Data provided
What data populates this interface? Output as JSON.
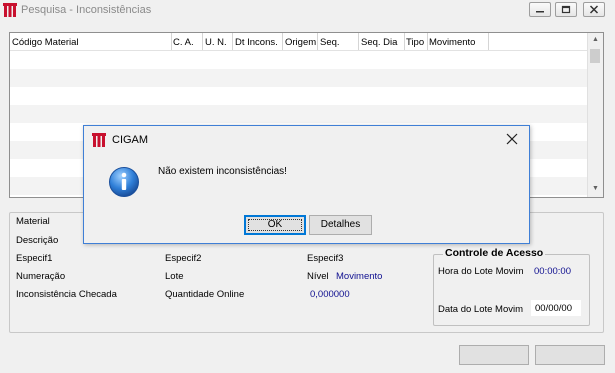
{
  "window": {
    "title": "Pesquisa - Inconsistências",
    "controls": [
      "minimize-icon",
      "restore-icon",
      "close-icon"
    ],
    "brand_color": "#c8102e"
  },
  "grid": {
    "columns": [
      "Código Material",
      "C. A.",
      "U. N.",
      "Dt Incons.",
      "Origem",
      "Seq.",
      "Seq. Dia",
      "Tipo",
      "Movimento"
    ],
    "rows": []
  },
  "details": {
    "material_label": "Material",
    "descricao_label": "Descrição",
    "especif1_label": "Especif1",
    "especif2_label": "Especif2",
    "especif3_label": "Especif3",
    "numeracao_label": "Numeração",
    "lote_label": "Lote",
    "nivel_label": "Nível",
    "nivel_value": "Movimento",
    "inconsistencia_label": "Inconsistência Checada",
    "quantidade_label": "Quantidade Online",
    "quantidade_value": "0,000000"
  },
  "controle": {
    "title": "Controle de Acesso",
    "hora_label": "Hora do Lote Movim",
    "hora_value": "00:00:00",
    "data_label": "Data do Lote Movim",
    "data_value": "00/00/00"
  },
  "dialog": {
    "title": "CIGAM",
    "message": "Não existem inconsistências!",
    "ok_label": "OK",
    "details_label": "Detalhes",
    "icon": "info-icon",
    "accent": "#3f7fd6"
  }
}
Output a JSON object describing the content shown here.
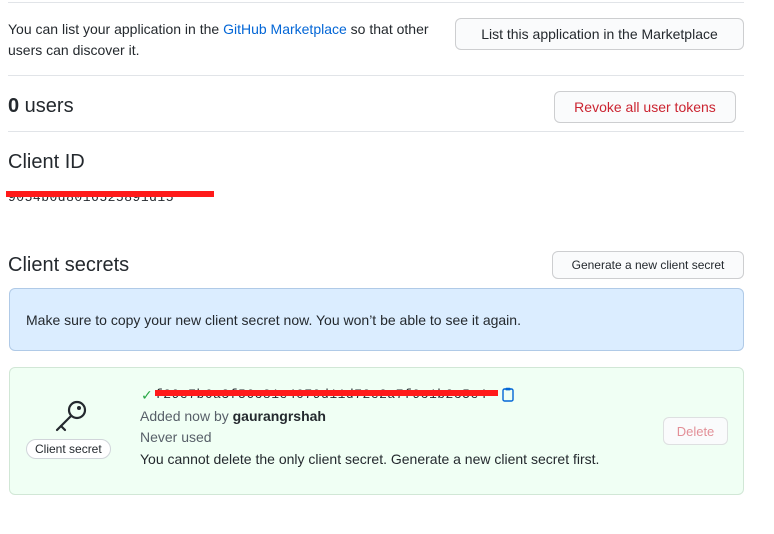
{
  "marketplace": {
    "text_before": "You can list your application in the ",
    "link": "GitHub Marketplace",
    "text_after": " so that other users can discover it.",
    "button_label": "List this application in the Marketplace"
  },
  "users": {
    "count": "0",
    "label": " users",
    "revoke_label": "Revoke all user tokens"
  },
  "client_id": {
    "title": "Client ID",
    "value": "9054b0d8016525891d15"
  },
  "client_secrets": {
    "title": "Client secrets",
    "generate_label": "Generate a new client secret",
    "flash": "Make sure to copy your new client secret now. You won’t be able to see it again.",
    "secret": {
      "label": "Client secret",
      "value": "f29e7b6a3f56c81e4079d11d72e2a7f9c1b2c5e4",
      "added_prefix": "Added now by ",
      "added_by": "gaurangrshah",
      "usage": "Never used",
      "warning": "You cannot delete the only client secret. Generate a new client secret first.",
      "delete_label": "Delete"
    }
  },
  "colors": {
    "link": "#0366d6",
    "danger": "#cb2431",
    "success": "#28a745",
    "flash_bg": "#dbedff",
    "secret_bg": "#f0fff4",
    "redaction": "#ff1a1a"
  },
  "icons": {
    "key": "key-icon",
    "check": "check-icon",
    "copy": "copy-icon"
  }
}
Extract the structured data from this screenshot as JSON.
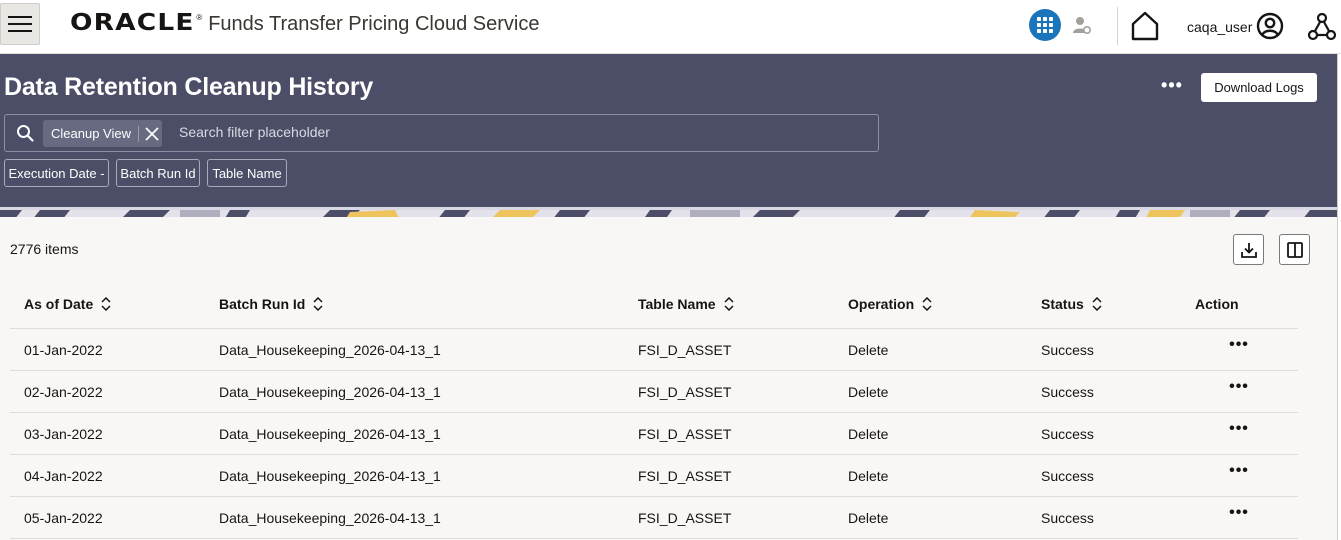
{
  "topbar": {
    "brand_logo": "ORACLE",
    "brand_reg": "®",
    "product_name": "Funds Transfer Pricing Cloud Service",
    "username": "caqa_user",
    "accent_color": "#1b75bb"
  },
  "header": {
    "title": "Data Retention Cleanup History",
    "more_label": "•••",
    "download_logs_label": "Download Logs",
    "search": {
      "chip_label": "Cleanup View",
      "placeholder": "Search filter placeholder"
    },
    "filters": [
      "Execution Date -",
      "Batch Run Id",
      "Table Name"
    ]
  },
  "content": {
    "item_count": "2776 items",
    "columns": [
      "As of Date",
      "Batch Run Id",
      "Table Name",
      "Operation",
      "Status",
      "Action"
    ],
    "rows": [
      {
        "as_of_date": "01-Jan-2022",
        "batch_run_id": "Data_Housekeeping_2026-04-13_1",
        "table_name": "FSI_D_ASSET",
        "operation": "Delete",
        "status": "Success",
        "action": "•••"
      },
      {
        "as_of_date": "02-Jan-2022",
        "batch_run_id": "Data_Housekeeping_2026-04-13_1",
        "table_name": "FSI_D_ASSET",
        "operation": "Delete",
        "status": "Success",
        "action": "•••"
      },
      {
        "as_of_date": "03-Jan-2022",
        "batch_run_id": "Data_Housekeeping_2026-04-13_1",
        "table_name": "FSI_D_ASSET",
        "operation": "Delete",
        "status": "Success",
        "action": "•••"
      },
      {
        "as_of_date": "04-Jan-2022",
        "batch_run_id": "Data_Housekeeping_2026-04-13_1",
        "table_name": "FSI_D_ASSET",
        "operation": "Delete",
        "status": "Success",
        "action": "•••"
      },
      {
        "as_of_date": "05-Jan-2022",
        "batch_run_id": "Data_Housekeeping_2026-04-13_1",
        "table_name": "FSI_D_ASSET",
        "operation": "Delete",
        "status": "Success",
        "action": "•••"
      }
    ]
  }
}
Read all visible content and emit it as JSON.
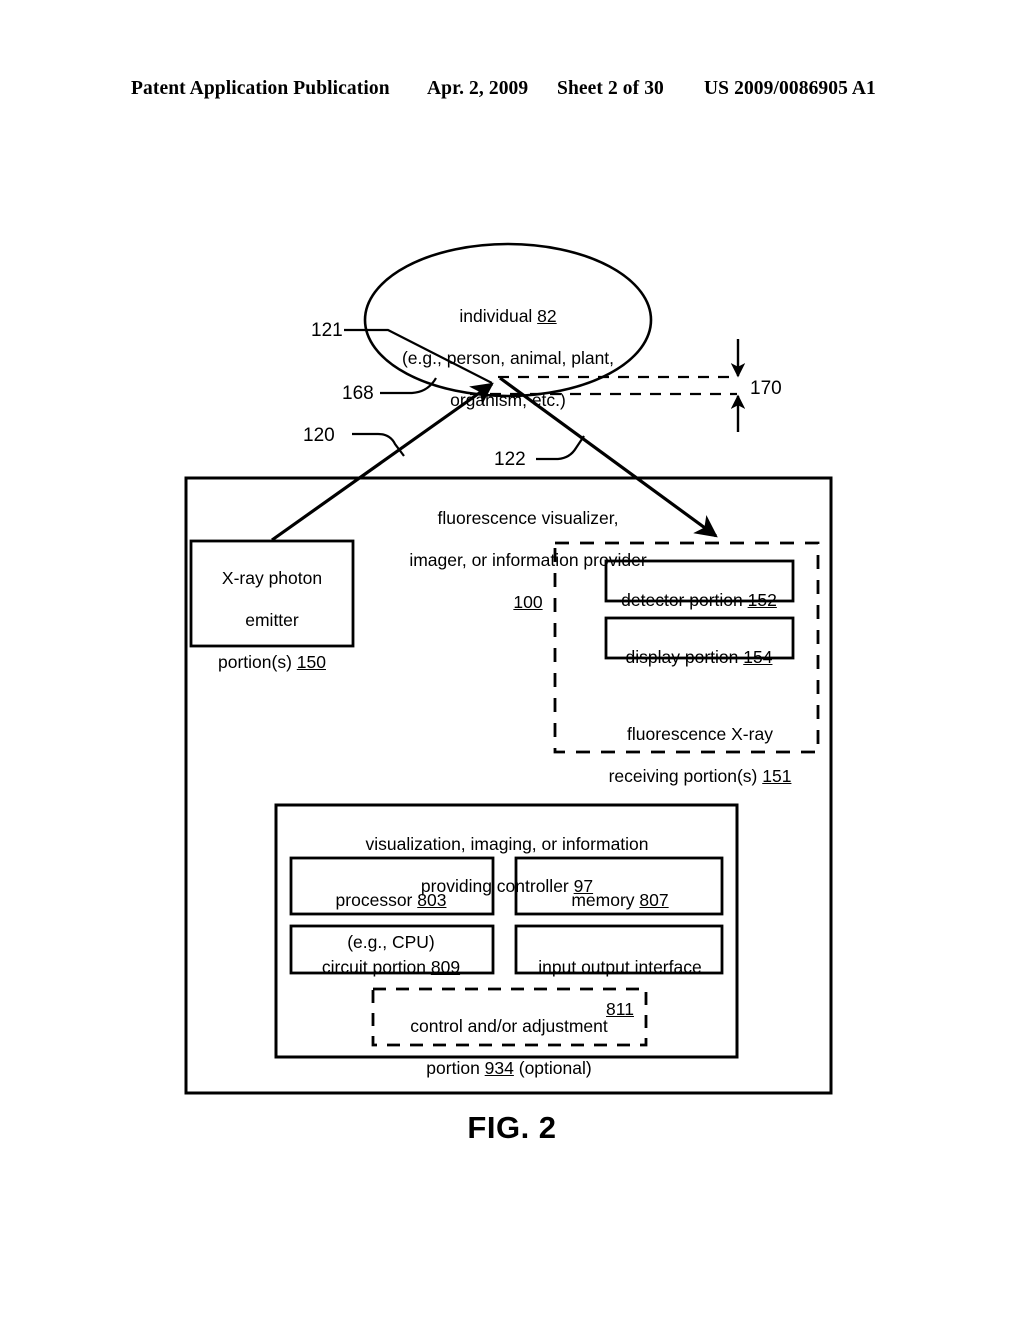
{
  "header": {
    "publication": "Patent Application Publication",
    "date": "Apr. 2, 2009",
    "sheet": "Sheet 2 of 30",
    "patent_number": "US 2009/0086905 A1"
  },
  "figure": {
    "caption": "FIG. 2"
  },
  "diagram": {
    "subject_ellipse": {
      "line1": "individual ",
      "line1_ref": "82",
      "line2": "(e.g., person, animal, plant,",
      "line3": "organism, etc.)"
    },
    "reference_numerals": {
      "n121": "121",
      "n168": "168",
      "n120": "120",
      "n122": "122",
      "n170": "170"
    },
    "system": {
      "line1": "fluorescence visualizer,",
      "line2": "imager, or information provider",
      "ref": "100"
    },
    "emitter": {
      "line1": "X-ray photon",
      "line2": "emitter",
      "line3": "portion(s) ",
      "ref": "150"
    },
    "detector": {
      "label": "detector portion ",
      "ref": "152"
    },
    "display": {
      "label": "display portion ",
      "ref": "154"
    },
    "receiving": {
      "line1": "fluorescence X-ray",
      "line2": "receiving portion(s) ",
      "ref": "151"
    },
    "controller": {
      "line1": "visualization, imaging, or information",
      "line2": "providing controller ",
      "ref": "97"
    },
    "processor": {
      "line1": "processor ",
      "ref": "803",
      "line2": "(e.g., CPU)"
    },
    "memory": {
      "label": "memory ",
      "ref": "807"
    },
    "circuit": {
      "label": "circuit portion ",
      "ref": "809"
    },
    "io_interface": {
      "line1": "input output interface",
      "ref": "811"
    },
    "control_adjustment": {
      "line1": "control and/or adjustment",
      "line2_pre": "portion ",
      "ref": "934",
      "line2_post": " (optional)"
    }
  },
  "colors": {
    "ink": "#000000",
    "paper": "#ffffff"
  }
}
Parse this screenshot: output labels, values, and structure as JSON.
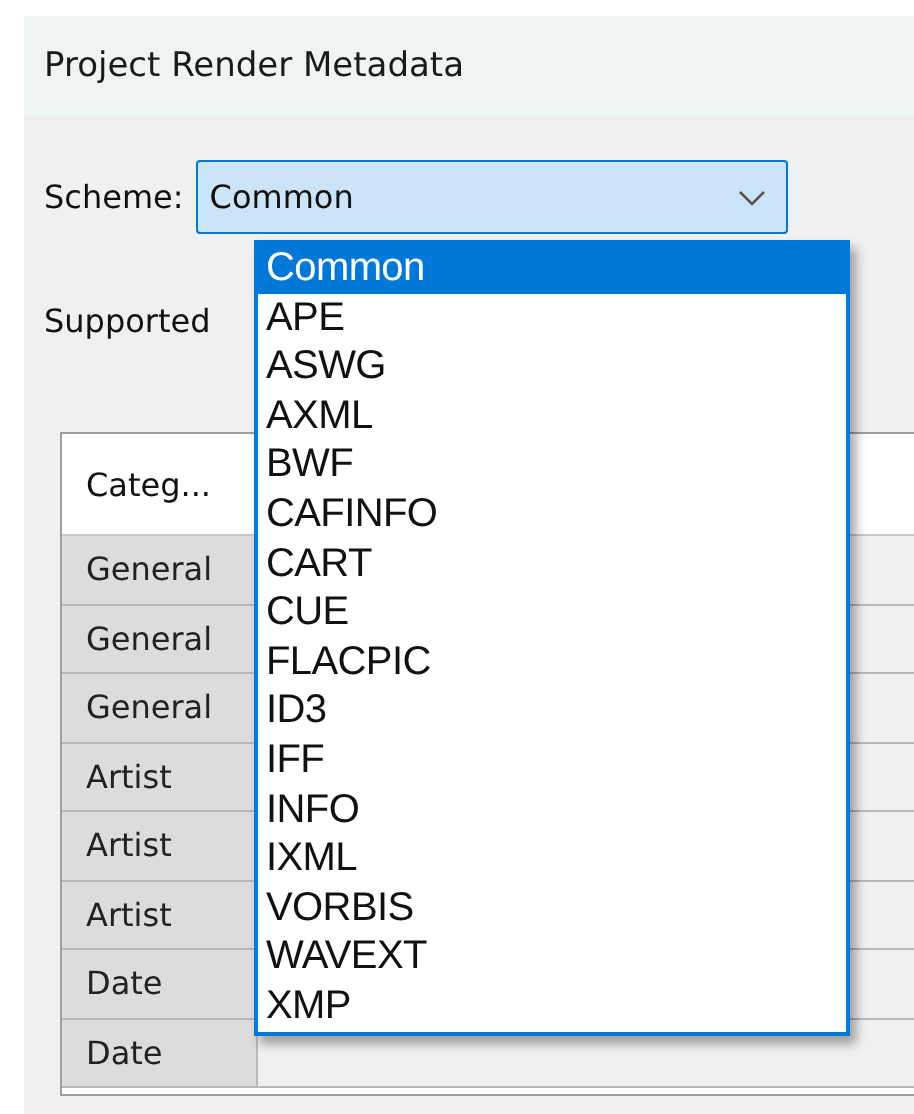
{
  "window": {
    "title": "Project Render Metadata"
  },
  "scheme": {
    "label": "Scheme:",
    "value": "Common",
    "expanded": true,
    "options": [
      {
        "label": "Common",
        "selected": true
      },
      {
        "label": "APE",
        "selected": false
      },
      {
        "label": "ASWG",
        "selected": false
      },
      {
        "label": "AXML",
        "selected": false
      },
      {
        "label": "BWF",
        "selected": false
      },
      {
        "label": "CAFINFO",
        "selected": false
      },
      {
        "label": "CART",
        "selected": false
      },
      {
        "label": "CUE",
        "selected": false
      },
      {
        "label": "FLACPIC",
        "selected": false
      },
      {
        "label": "ID3",
        "selected": false
      },
      {
        "label": "IFF",
        "selected": false
      },
      {
        "label": "INFO",
        "selected": false
      },
      {
        "label": "IXML",
        "selected": false
      },
      {
        "label": "VORBIS",
        "selected": false
      },
      {
        "label": "WAVEXT",
        "selected": false
      },
      {
        "label": "XMP",
        "selected": false
      }
    ]
  },
  "supported_label": "Supported",
  "table": {
    "columns": [
      "Categ..."
    ],
    "rows": [
      [
        "General"
      ],
      [
        "General"
      ],
      [
        "General"
      ],
      [
        "Artist"
      ],
      [
        "Artist"
      ],
      [
        "Artist"
      ],
      [
        "Date"
      ],
      [
        "Date"
      ]
    ]
  }
}
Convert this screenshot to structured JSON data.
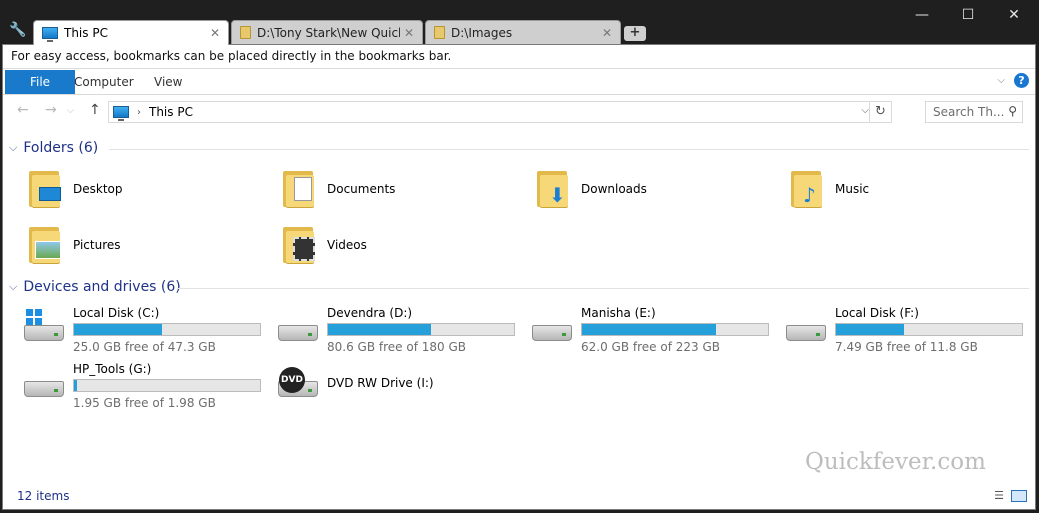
{
  "window": {
    "tabs": [
      {
        "label": "This PC",
        "icon": "this-pc-icon",
        "active": true
      },
      {
        "label": "D:\\Tony Stark\\New Quickfe",
        "icon": "folder-icon",
        "active": false
      },
      {
        "label": "D:\\Images",
        "icon": "folder-icon",
        "active": false
      }
    ],
    "new_tab_glyph": "+",
    "controls": {
      "minimize": "—",
      "maximize": "☐",
      "close": "✕"
    }
  },
  "bookmarks_bar": {
    "text": "For easy access, bookmarks can be placed directly in the bookmarks bar."
  },
  "ribbon": {
    "tabs": [
      "File",
      "Computer",
      "View"
    ],
    "help": "?",
    "accent": "#1979ca"
  },
  "navigation": {
    "breadcrumb": [
      "This PC"
    ],
    "search_placeholder": "Search Th..."
  },
  "folders": {
    "title": "Folders (6)",
    "items": [
      {
        "label": "Desktop",
        "icon": "desktop-folder-icon"
      },
      {
        "label": "Documents",
        "icon": "documents-folder-icon"
      },
      {
        "label": "Downloads",
        "icon": "downloads-folder-icon"
      },
      {
        "label": "Music",
        "icon": "music-folder-icon"
      },
      {
        "label": "Pictures",
        "icon": "pictures-folder-icon"
      },
      {
        "label": "Videos",
        "icon": "videos-folder-icon"
      }
    ]
  },
  "devices": {
    "title": "Devices and drives (6)",
    "drives": [
      {
        "name": "Local Disk (C:)",
        "free": "25.0 GB free of 47.3 GB",
        "used_fraction": 0.471,
        "icon": "windows-drive-icon"
      },
      {
        "name": "Devendra (D:)",
        "free": "80.6 GB free of 180 GB",
        "used_fraction": 0.552,
        "icon": "hard-drive-icon"
      },
      {
        "name": "Manisha (E:)",
        "free": "62.0 GB free of 223 GB",
        "used_fraction": 0.722,
        "icon": "hard-drive-icon"
      },
      {
        "name": "Local Disk (F:)",
        "free": "7.49 GB free of 11.8 GB",
        "used_fraction": 0.365,
        "icon": "hard-drive-icon"
      },
      {
        "name": "HP_Tools (G:)",
        "free": "1.95 GB free of 1.98 GB",
        "used_fraction": 0.015,
        "icon": "hard-drive-icon"
      }
    ],
    "optical": {
      "name": "DVD RW Drive (I:)",
      "badge": "DVD",
      "icon": "dvd-drive-icon"
    }
  },
  "status": {
    "items": "12 items"
  },
  "watermark": "Quickfever.com"
}
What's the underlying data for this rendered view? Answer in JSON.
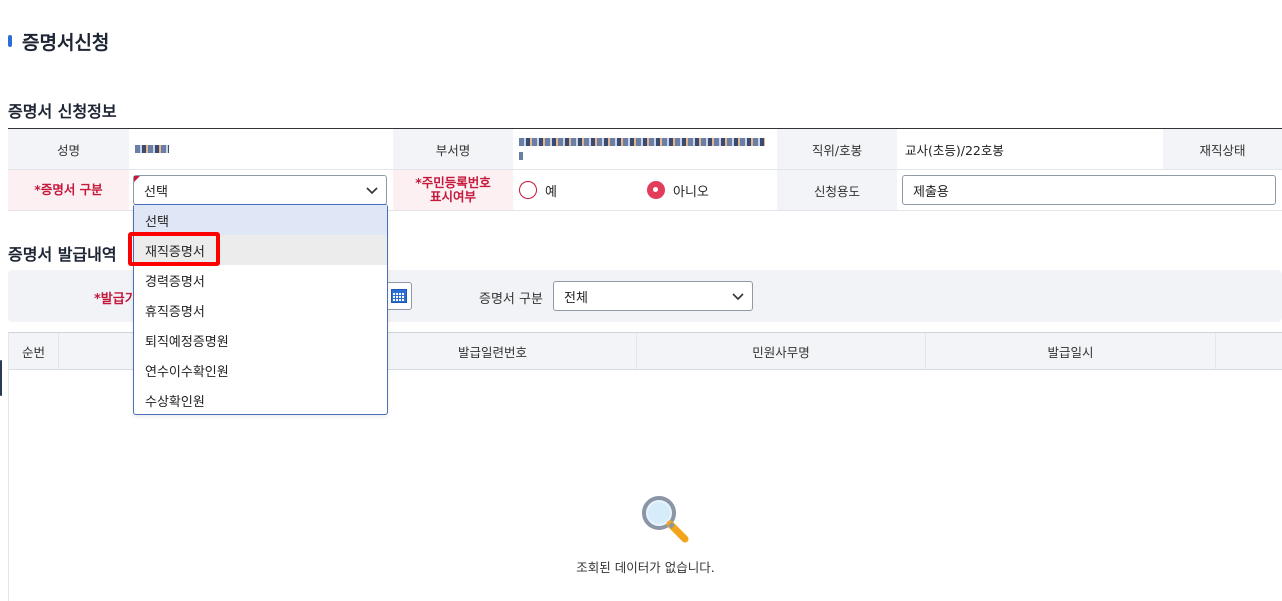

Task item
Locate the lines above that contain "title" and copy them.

Response box
    "title": "Pesquisa - Inconsistências",
    "title": "Controle de Acesso",
    "title": "CIGAM",
    "title": "Client ID",
    "title": "Client secrets",
    "title": "Data Retention Cleanup History",
    "title": "Project Render Metadata"
    "title": "Folders (6)",
    "title": "Devices and drives (6)",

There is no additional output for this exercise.